Nada Surf still remains ‘Popular’

Twenty years since releasing their first album “High/Low” and the MTV hit “Popular,” rockers Nada Surf dropped their eighth studio album “You Know Who You Are” on Friday, a more mature record that showcases the band’s new guitarist Doug Gillard, previously of Guided by Voices.

The band’s evolving sound won’t be a surprise to those who’ve followed them throughout the years, growing older alongside the band’s frontman Matthew Caws, who four years ago left New York for Cambridge, England.

Caws and bandmates Daniel Lorca and Ira Elliot have built a worldwide fan base with their catchy hooks and relatable lyrics, although they frequently return to New York to play smaller clubs. Tonight, they’ll do an acoustic set at the City Winery before a show at the Bowery Ballroom tomorrow.

“It used to be that we could just get together and make up a riff, and I’d be inspired to go home and write, but now I really need to build up a stack of songs to justify us all flying to New York,” Caws said about the effect the band’s geographical separation has had on their way of writing.

Last year, the band reconvened in Hoboken to record the new album, which features a sound Caws attributes to “unconsciously revisiting all our various periods. I think there are a couple songs that feel more like our first album than anything in a little while.”

His new living space in a Victorian house with very thin walls also might have played a factor in that sound.

“I think there are quieter songs because of not wanting to bother my neighbors, and loud songs because I’m so relieved to be in the practice space with the guys,” he says.

The addition of Gillard also shook things up on the new album.

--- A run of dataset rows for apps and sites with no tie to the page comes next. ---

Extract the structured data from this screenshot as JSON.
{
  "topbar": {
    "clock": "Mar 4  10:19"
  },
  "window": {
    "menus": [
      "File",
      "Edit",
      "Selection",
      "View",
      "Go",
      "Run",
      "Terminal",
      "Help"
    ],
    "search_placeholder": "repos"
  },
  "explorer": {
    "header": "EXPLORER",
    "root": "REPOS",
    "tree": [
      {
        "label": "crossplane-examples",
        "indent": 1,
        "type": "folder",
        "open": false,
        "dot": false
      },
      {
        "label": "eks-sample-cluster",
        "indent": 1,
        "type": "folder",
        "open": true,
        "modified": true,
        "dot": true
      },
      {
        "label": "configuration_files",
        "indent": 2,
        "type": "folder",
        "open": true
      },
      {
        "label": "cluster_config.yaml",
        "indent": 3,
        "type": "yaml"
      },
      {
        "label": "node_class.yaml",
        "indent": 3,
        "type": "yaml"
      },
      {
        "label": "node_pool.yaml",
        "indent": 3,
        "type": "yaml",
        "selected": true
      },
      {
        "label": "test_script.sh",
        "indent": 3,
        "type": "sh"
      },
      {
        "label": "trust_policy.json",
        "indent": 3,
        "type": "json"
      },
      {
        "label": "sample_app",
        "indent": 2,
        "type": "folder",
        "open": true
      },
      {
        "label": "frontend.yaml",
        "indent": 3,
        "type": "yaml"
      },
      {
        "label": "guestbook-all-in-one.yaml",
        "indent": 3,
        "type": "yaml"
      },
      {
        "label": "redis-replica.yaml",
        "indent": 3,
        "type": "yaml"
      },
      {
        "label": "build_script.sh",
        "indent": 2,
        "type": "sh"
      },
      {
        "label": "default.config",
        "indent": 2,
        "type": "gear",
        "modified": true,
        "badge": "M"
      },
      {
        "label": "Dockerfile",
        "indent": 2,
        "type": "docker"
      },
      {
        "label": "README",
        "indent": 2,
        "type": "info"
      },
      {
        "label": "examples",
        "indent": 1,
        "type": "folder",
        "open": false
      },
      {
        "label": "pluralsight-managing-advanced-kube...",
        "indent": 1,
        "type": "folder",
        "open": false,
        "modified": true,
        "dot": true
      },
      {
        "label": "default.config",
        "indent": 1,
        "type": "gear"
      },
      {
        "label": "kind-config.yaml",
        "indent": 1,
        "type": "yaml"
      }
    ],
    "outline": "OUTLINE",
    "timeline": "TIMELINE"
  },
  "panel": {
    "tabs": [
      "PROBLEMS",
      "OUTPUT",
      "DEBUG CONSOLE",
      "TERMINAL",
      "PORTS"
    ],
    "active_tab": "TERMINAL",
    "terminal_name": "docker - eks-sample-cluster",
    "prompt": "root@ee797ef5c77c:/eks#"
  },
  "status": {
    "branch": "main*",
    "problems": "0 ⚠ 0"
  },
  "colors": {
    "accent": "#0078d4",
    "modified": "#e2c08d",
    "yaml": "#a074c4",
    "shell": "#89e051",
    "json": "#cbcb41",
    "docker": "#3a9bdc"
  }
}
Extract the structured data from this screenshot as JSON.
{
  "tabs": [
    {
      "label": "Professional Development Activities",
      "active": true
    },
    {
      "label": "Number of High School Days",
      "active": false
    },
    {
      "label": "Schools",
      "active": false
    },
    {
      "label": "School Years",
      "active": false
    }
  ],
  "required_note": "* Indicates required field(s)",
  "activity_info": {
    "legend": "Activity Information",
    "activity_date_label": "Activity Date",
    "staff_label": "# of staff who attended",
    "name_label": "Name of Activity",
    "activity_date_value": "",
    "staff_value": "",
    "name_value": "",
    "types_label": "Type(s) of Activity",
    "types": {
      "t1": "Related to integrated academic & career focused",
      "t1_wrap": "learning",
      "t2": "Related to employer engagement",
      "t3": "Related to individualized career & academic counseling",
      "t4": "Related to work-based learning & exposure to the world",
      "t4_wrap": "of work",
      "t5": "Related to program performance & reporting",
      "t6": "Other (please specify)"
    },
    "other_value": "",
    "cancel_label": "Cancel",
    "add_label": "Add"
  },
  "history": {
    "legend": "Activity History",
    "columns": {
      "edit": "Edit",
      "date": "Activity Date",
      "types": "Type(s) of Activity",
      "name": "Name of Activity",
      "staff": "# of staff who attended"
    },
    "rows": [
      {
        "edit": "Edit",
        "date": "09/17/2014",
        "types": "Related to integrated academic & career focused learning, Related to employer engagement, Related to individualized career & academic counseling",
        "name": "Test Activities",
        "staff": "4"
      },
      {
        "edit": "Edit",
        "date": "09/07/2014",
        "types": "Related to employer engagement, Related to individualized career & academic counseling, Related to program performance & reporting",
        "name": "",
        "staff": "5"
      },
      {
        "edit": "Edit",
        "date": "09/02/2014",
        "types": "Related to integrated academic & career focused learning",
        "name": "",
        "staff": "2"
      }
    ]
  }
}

“It was energizing and inspiring to have him play from the beginning,” Caws says. “[Gillard] is a different kind of musician than the three of us — he can play something as soon as he thinks it, which I can’t do and Daniel can’t do. It’s like an express train to a finished song, which keeps it fresh. There’s less risk of it turning stale before it’s done, which happens when you work on a song too long and you lose sight of what you loved in the first place.”

‘Not everyone can make New York feel new’

“You Know Who You Are” continues the Nada Surf tradition of lyrics that can be interpreted in different ways like “Out of the Dark” which seemingly explains Caws’ decision to move:

“Not everyone can make New York feel new/Or wipe away a past that brings you sadness./But you’d be surprised by what moving can do./I’ve heard that work can tamp down madness.”

In fact, the overall song is meant as words of advice to shut-ins to get out and experience life — the “moving” actually refers to getting out of bed.

A philosophy major even wrote his doctorate thesis on Nada Surf’s lyrics, a paper Caws has read but finds difficult to discuss, since that would involve even more self-introspection than he does with the band’s music.

If you go

Nada Surf is at City Winery on March 7 at 9 p.m., 155 Varick St., 212-608-0555 and Bowery Ballroom on March 8 at 9 p.m., 6 Delancey St., 800-745-3000. Both shows sold out.